Genome of Strawberry Revealed
News Nov 01, 2016
NRGene is the first ever to assemble the complex genome of a commercially grown strawberry.
Most plant, animal, and human genomes are diploid - containing two variants from each gene. The strawberry genome contains eight nearly identical copies of each gene, making the accurate phasing of each something that has never been done before – until NRGene’s DeNovoMAGICTM 3.0.
The octoploid, heterozygous strawberry genome was assembled using reads produced on Illumina sequencing technology and assembled by NRGene’s cloud-based DeNovoMAGICTM 3.0 software package in only two weeks.
“It’s exciting to see how NRGene’s analysis, combined with data from Illumina sequencers, can be used to quickly and affordably assemble complex genomes, like that of the strawberry,” said Ryan Rapp, Associate Director, Agrigenomics for Illumina. “We hope that this technology will make genomics accessible to agricultural researchers worldwide, helping to improve the food supply to make it more sustainable and efficient.”
NRGene’s DeNovoMAGICTM 3.0 delivers complete, highly accurate genome assemblies in the form of long, phased sequences using Illumina-based reads.
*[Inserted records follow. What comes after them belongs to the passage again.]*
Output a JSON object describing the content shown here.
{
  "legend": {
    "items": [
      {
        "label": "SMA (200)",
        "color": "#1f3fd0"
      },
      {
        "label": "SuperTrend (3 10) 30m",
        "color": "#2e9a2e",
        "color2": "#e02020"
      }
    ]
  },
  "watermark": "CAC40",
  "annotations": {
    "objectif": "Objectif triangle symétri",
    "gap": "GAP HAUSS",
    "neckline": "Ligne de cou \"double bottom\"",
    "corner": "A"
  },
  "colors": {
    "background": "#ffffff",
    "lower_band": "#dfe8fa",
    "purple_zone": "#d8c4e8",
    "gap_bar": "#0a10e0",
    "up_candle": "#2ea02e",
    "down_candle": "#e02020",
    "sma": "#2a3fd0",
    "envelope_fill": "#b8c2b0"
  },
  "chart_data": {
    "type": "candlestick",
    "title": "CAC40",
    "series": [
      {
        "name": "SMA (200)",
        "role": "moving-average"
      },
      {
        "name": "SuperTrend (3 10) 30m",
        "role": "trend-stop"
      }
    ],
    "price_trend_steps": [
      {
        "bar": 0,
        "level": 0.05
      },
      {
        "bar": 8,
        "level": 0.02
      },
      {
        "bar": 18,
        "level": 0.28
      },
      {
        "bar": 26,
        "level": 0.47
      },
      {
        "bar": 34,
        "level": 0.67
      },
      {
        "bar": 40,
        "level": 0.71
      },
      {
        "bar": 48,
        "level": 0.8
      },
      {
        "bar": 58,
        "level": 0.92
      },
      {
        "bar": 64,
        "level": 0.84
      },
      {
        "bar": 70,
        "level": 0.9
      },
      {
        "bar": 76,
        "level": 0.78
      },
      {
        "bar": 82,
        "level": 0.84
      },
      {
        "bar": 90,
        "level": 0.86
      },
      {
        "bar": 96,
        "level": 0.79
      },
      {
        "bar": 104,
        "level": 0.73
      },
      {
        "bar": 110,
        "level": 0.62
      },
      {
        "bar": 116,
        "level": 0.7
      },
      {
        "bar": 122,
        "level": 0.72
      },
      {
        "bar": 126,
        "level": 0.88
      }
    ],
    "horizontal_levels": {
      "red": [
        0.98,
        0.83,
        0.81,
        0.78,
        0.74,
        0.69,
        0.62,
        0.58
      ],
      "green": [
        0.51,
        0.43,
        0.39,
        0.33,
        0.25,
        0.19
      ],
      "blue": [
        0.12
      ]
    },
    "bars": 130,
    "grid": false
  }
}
As more genomes are generated, NRGene’s PanMAGICTM is used to compare the complete genome sequences of multiple individual samples to capture the broad genomic diversity, better pinpointing positive traits across all varieties.
“With the data from NRGene, strawberry breeders will be able to accelerate the release of better performing strawberry varieties, creating hardier, more disease-resistant varieties with longer shelf lives,” says Sachiko Isobe, head of the plant genomics and genetics laboratory at Japan’s Kazusa DNA Research Institute.
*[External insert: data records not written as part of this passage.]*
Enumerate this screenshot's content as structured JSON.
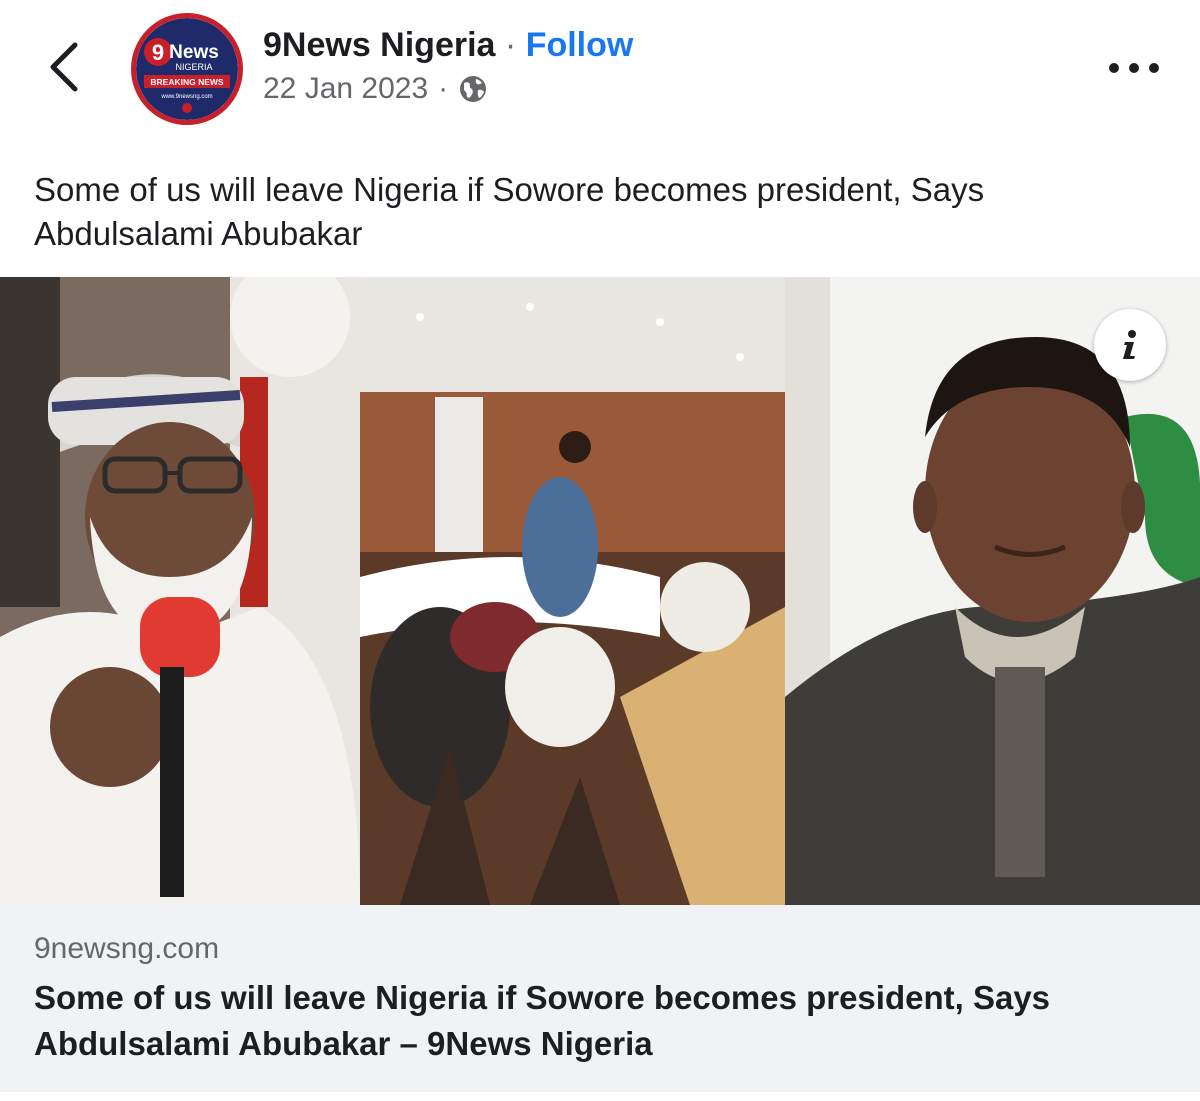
{
  "post": {
    "page_name": "9News Nigeria",
    "separator": "·",
    "follow_label": "Follow",
    "date": "22 Jan 2023",
    "meta_separator": "·",
    "privacy_icon": "globe-icon",
    "caption": "Some of us will leave Nigeria if Sowore becomes president, Says Abdulsalami Abubakar"
  },
  "avatar_logo": {
    "brand": "9News",
    "sub": "NIGERIA",
    "badge": "BREAKING NEWS",
    "url": "www.9newsng.com"
  },
  "link_preview": {
    "domain": "9newsng.com",
    "title": "Some of us will leave Nigeria if Sowore becomes president, Says Abdulsalami Abubakar – 9News Nigeria",
    "info_icon": "info-icon"
  },
  "icons": {
    "back": "chevron-left-icon",
    "more": "more-horizontal-icon"
  },
  "colors": {
    "follow": "#1877f2",
    "secondary_text": "#65676b",
    "card_background": "#f0f2f5",
    "brand_red": "#c8202b",
    "brand_navy": "#1f2a6b"
  }
}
NRGene has delivered the first bread wheat, Emmer wheat, and durum wheat genomes; dozens of new maize, soybean, cotton, and canola genomes; and is delivering more accurate versions of previously mapped genomes built on older, more inefficient technologies.
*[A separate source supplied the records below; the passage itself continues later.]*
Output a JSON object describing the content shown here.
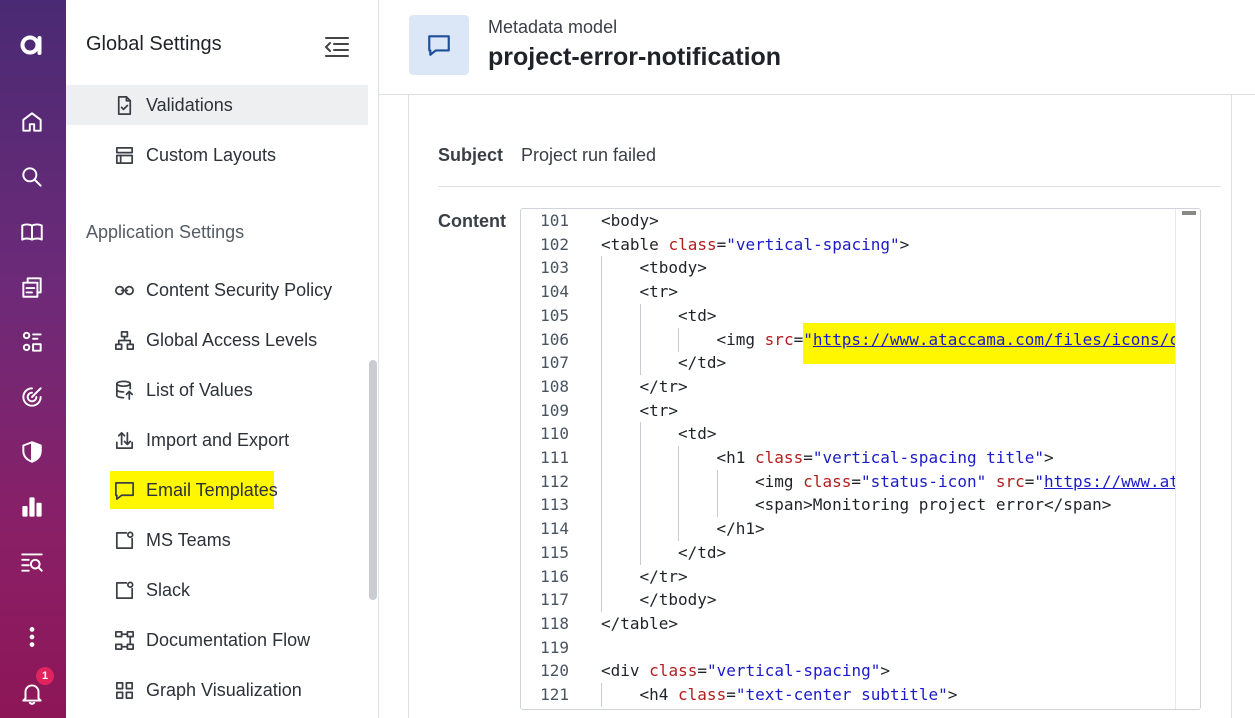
{
  "rail": {
    "logo": "ataccama-logo",
    "items": [
      "home-icon",
      "search-icon",
      "book-icon",
      "catalog-icon",
      "rules-icon",
      "target-icon",
      "shield-icon",
      "chart-icon",
      "dq-icon",
      "more-icon",
      "bell-icon"
    ],
    "notification_count": "1"
  },
  "sidebar": {
    "title": "Global Settings",
    "items_top": [
      {
        "label": "Validations",
        "icon": "validations-icon",
        "active": true
      },
      {
        "label": "Custom Layouts",
        "icon": "layouts-icon"
      }
    ],
    "section": "Application Settings",
    "items": [
      {
        "label": "Content Security Policy",
        "icon": "link-icon"
      },
      {
        "label": "Global Access Levels",
        "icon": "hierarchy-icon"
      },
      {
        "label": "List of Values",
        "icon": "database-icon"
      },
      {
        "label": "Import and Export",
        "icon": "import-export-icon"
      },
      {
        "label": "Email Templates",
        "icon": "message-icon",
        "highlighted": true
      },
      {
        "label": "MS Teams",
        "icon": "chat-window-icon"
      },
      {
        "label": "Slack",
        "icon": "chat-window-icon"
      },
      {
        "label": "Documentation Flow",
        "icon": "flow-icon"
      },
      {
        "label": "Graph Visualization",
        "icon": "grid-icon"
      }
    ]
  },
  "header": {
    "subtitle": "Metadata model",
    "title": "project-error-notification"
  },
  "form": {
    "subject_label": "Subject",
    "subject_value": "Project run failed",
    "content_label": "Content"
  },
  "editor": {
    "line_numbers": [
      "101",
      "102",
      "103",
      "104",
      "105",
      "106",
      "107",
      "108",
      "109",
      "110",
      "111",
      "112",
      "113",
      "114",
      "115",
      "116",
      "117",
      "118",
      "119",
      "120",
      "121"
    ],
    "lines": [
      {
        "indent": 0,
        "tokens": [
          [
            "tag",
            "<body>"
          ]
        ]
      },
      {
        "indent": 0,
        "tokens": [
          [
            "tag",
            "<table "
          ],
          [
            "attr",
            "class"
          ],
          [
            "tag",
            "="
          ],
          [
            "str",
            "\"vertical-spacing\""
          ],
          [
            "tag",
            ">"
          ]
        ]
      },
      {
        "indent": 1,
        "tokens": [
          [
            "tag",
            "<tbody>"
          ]
        ]
      },
      {
        "indent": 1,
        "tokens": [
          [
            "tag",
            "<tr>"
          ]
        ]
      },
      {
        "indent": 2,
        "tokens": [
          [
            "tag",
            "<td>"
          ]
        ]
      },
      {
        "indent": 3,
        "tokens": [
          [
            "tag",
            "<img "
          ],
          [
            "attr",
            "src"
          ],
          [
            "tag",
            "="
          ],
          [
            "str",
            "\""
          ],
          [
            "url",
            "https://www.ataccama.com/files/icons/com"
          ]
        ]
      },
      {
        "indent": 2,
        "tokens": [
          [
            "tag",
            "</td>"
          ]
        ]
      },
      {
        "indent": 1,
        "tokens": [
          [
            "tag",
            "</tr>"
          ]
        ]
      },
      {
        "indent": 1,
        "tokens": [
          [
            "tag",
            "<tr>"
          ]
        ]
      },
      {
        "indent": 2,
        "tokens": [
          [
            "tag",
            "<td>"
          ]
        ]
      },
      {
        "indent": 3,
        "tokens": [
          [
            "tag",
            "<h1 "
          ],
          [
            "attr",
            "class"
          ],
          [
            "tag",
            "="
          ],
          [
            "str",
            "\"vertical-spacing title\""
          ],
          [
            "tag",
            ">"
          ]
        ]
      },
      {
        "indent": 4,
        "tokens": [
          [
            "tag",
            "<img "
          ],
          [
            "attr",
            "class"
          ],
          [
            "tag",
            "="
          ],
          [
            "str",
            "\"status-icon\""
          ],
          [
            "tag",
            " "
          ],
          [
            "attr",
            "src"
          ],
          [
            "tag",
            "="
          ],
          [
            "str",
            "\""
          ],
          [
            "url",
            "https://www.atac"
          ]
        ]
      },
      {
        "indent": 4,
        "tokens": [
          [
            "tag",
            "<span>Monitoring project error</span>"
          ]
        ]
      },
      {
        "indent": 3,
        "tokens": [
          [
            "tag",
            "</h1>"
          ]
        ]
      },
      {
        "indent": 2,
        "tokens": [
          [
            "tag",
            "</td>"
          ]
        ]
      },
      {
        "indent": 1,
        "tokens": [
          [
            "tag",
            "</tr>"
          ]
        ]
      },
      {
        "indent": 1,
        "tokens": [
          [
            "tag",
            "</tbody>"
          ]
        ]
      },
      {
        "indent": 0,
        "tokens": [
          [
            "tag",
            "</table>"
          ]
        ]
      },
      {
        "indent": 0,
        "tokens": []
      },
      {
        "indent": 0,
        "tokens": [
          [
            "tag",
            "<div "
          ],
          [
            "attr",
            "class"
          ],
          [
            "tag",
            "="
          ],
          [
            "str",
            "\"vertical-spacing\""
          ],
          [
            "tag",
            ">"
          ]
        ]
      },
      {
        "indent": 1,
        "tokens": [
          [
            "tag",
            "<h4 "
          ],
          [
            "attr",
            "class"
          ],
          [
            "tag",
            "="
          ],
          [
            "str",
            "\"text-center subtitle\""
          ],
          [
            "tag",
            ">"
          ]
        ]
      }
    ]
  },
  "colors": {
    "rail_top": "#4a2a74",
    "rail_bottom": "#8d1657",
    "highlight": "#fff700",
    "header_icon_bg": "#dbe6f6"
  }
}
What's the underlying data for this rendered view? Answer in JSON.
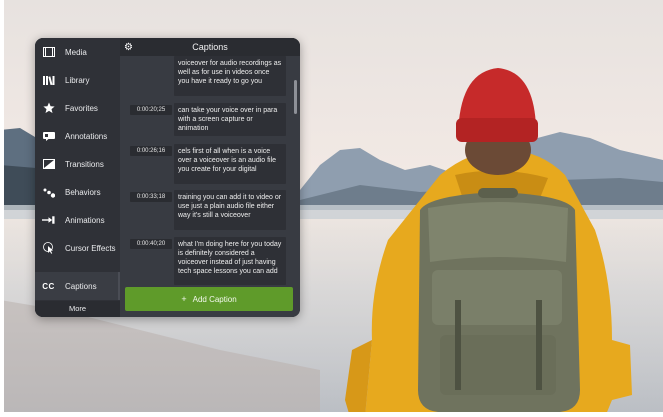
{
  "sidebar": {
    "items": [
      {
        "label": "Media",
        "icon": "film-icon"
      },
      {
        "label": "Library",
        "icon": "library-icon"
      },
      {
        "label": "Favorites",
        "icon": "star-icon"
      },
      {
        "label": "Annotations",
        "icon": "annotation-icon"
      },
      {
        "label": "Transitions",
        "icon": "transition-icon"
      },
      {
        "label": "Behaviors",
        "icon": "behaviors-icon"
      },
      {
        "label": "Animations",
        "icon": "animation-icon"
      },
      {
        "label": "Cursor Effects",
        "icon": "cursor-icon"
      },
      {
        "label": "Captions",
        "icon": "cc-icon",
        "active": true
      }
    ],
    "more_label": "More"
  },
  "captions_panel": {
    "title": "Captions",
    "captions": [
      {
        "time": "",
        "text": "voiceover for audio recordings as well as for use in videos once you have it ready to go you"
      },
      {
        "time": "0:00:20;25",
        "text": "can take your voice over in para with a screen capture or animation"
      },
      {
        "time": "0:00:26;16",
        "text": "cels first of all when is a voice over a voiceover is an audio file you create for your digital"
      },
      {
        "time": "0:00:33;18",
        "text": "training you can add it to video or use just a plain audio file either way it's still a voiceover"
      },
      {
        "time": "0:00:40;20",
        "text": "what I'm doing here for you today is definitely considered a voiceover instead of just having tech space lessons you can add"
      }
    ],
    "add_button_label": "Add Caption"
  },
  "colors": {
    "panel_bg": "#2b2d33",
    "accent_green": "#5f9b2a"
  }
}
“The strawberry assembly demonstrates that even the most complex genomes can be mapped quickly and accurately,” says Gil Ronen, CEO of NRGene. “The ultimate value in our technology is that it can be deployed to analyze and assemble any genome across all species.”
The project was done in cooperation with Japan’s Kazusa DNA Research Institute and supported in part by Japan’s Ministry of Agriculture, Forestry and Fisheries.
As genome editing technologies advance toward clinical therapies, they are raising hopes of a completely new way to treat disease. However, challenges need to be addressed before potential treatments can be widely used in patients. To tackle these challenges, the National Institutes of Health has launched the Somatic Cell Genome Editing program, which has awarded multiple grants including more than $3.6 million to assess the safety of genome editing in human cells and tissues.